This example is in very good condition - about the best I have seen. The nickel plating remains in good order, even on the struts. However, there is a very slight chip out of the lens surround.

<Photographs to be added>

~ # ~ # ~

Plate / Film Size: Rajar No 6 (2¼ x 3¼)
Date of this Example: c1930
Serial Number: None
Inventory Number: 448


The camera is complete with the remnants of the outer packaging, which is in the form of a corrugated cardboard postage box, with the senders address still clearly legible. "With Compliments GODFREY PHILLIPS Ltd., 112 Commercial Street, E1".

The camera itself is in fair condition - although a little grubby. There is some corrosion on the plated struts and the triangular Rajar badge.

<Photographs to be added>

~ # ~ # ~

Plate / Film Size: Rajar No 6 (2¼ x 3¼)
Date of this Example: c1930
Serial Number: None
Inventory Number: 611


The camera is in good condition with only very minor corrosion and no damage to the bakelite body. This example differs to the previous two only in that the triangular Rajar badge has a red background rather than black.

This example has the original Rajar film spool fitted with the raised boss end and square locating hole that engages with the winder bar.

<Photographs to be added>


It can be a challenge to find an example of this camera in good condition. It is not uncommon for there to be damage to the bakelite and usually the nickel plating on the struts has started to corrode.

Other examples of bakelite cameras include the Kodak Hawkette No 2, Coronet Vogue and Soho Cadet.

The history of Amalgamated Photographic Manufacturers is a little complicated. Channing & Dunn [2] provides a good summary.

The company was registered in 1921 as a result of merger of 7 companies who produced various photographic products; the most significant of these were A Kershaw & Sons Ltd and Marion & Co. However it is apparent that this was not a successful operation and subsequently the part of the business that dealt with photographic film & paper (including Rajar, Paget and Marion) was split off to form APEM Ltd in February 1929, which itself was then absorbed into the Ilford group in 1932. The companies that remained under APM Ltd were also to change and started trading as Soho Ltd from July 1929.

The logo adopted by Amalgamated Photographic Manufacturers was a stylised 'APM' within a circular border.  However, the trademark for their cameras was APEM, but this was simplified to APeM, as shown on both cameras on this page.
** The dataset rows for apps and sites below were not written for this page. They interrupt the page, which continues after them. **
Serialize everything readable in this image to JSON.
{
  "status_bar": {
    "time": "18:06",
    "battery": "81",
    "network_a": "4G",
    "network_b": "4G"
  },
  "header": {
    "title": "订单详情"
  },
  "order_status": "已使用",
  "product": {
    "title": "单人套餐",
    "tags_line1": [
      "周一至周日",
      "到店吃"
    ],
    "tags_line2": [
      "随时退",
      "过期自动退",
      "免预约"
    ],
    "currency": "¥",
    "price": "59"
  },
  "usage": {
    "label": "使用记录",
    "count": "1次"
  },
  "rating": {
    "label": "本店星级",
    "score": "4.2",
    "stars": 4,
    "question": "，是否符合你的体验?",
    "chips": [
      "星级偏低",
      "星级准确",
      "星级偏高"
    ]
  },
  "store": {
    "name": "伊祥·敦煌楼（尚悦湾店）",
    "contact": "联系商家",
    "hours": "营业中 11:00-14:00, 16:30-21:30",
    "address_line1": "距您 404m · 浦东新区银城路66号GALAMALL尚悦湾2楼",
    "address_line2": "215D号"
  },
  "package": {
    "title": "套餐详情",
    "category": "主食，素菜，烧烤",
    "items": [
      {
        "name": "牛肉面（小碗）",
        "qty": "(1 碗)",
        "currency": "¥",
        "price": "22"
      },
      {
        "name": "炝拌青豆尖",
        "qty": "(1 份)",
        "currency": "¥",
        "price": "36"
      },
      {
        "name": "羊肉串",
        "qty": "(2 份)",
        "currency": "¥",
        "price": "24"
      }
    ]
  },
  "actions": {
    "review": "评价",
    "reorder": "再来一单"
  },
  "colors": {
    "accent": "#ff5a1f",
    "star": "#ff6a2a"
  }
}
So the badge seen on the cameras relates to the trademark for APM Ltd (later Soho Ltd) rather than to APEM Ltd.

Supposedly there is a red variant of this camera (according to McKeown [1]), but I have never seen one and I am increasingly doubtful that such a variant exists. I contacted Jim McKeown to determine the source of the information but unfortunately all his early records were lost in a fire.

Note that in addition there is a Rajar box camera that was also a gift offered under the same Godfrey Phillips premium scheme. The page dedicated to the box camera shows another example of a gift token that lists both the folding and box cameras.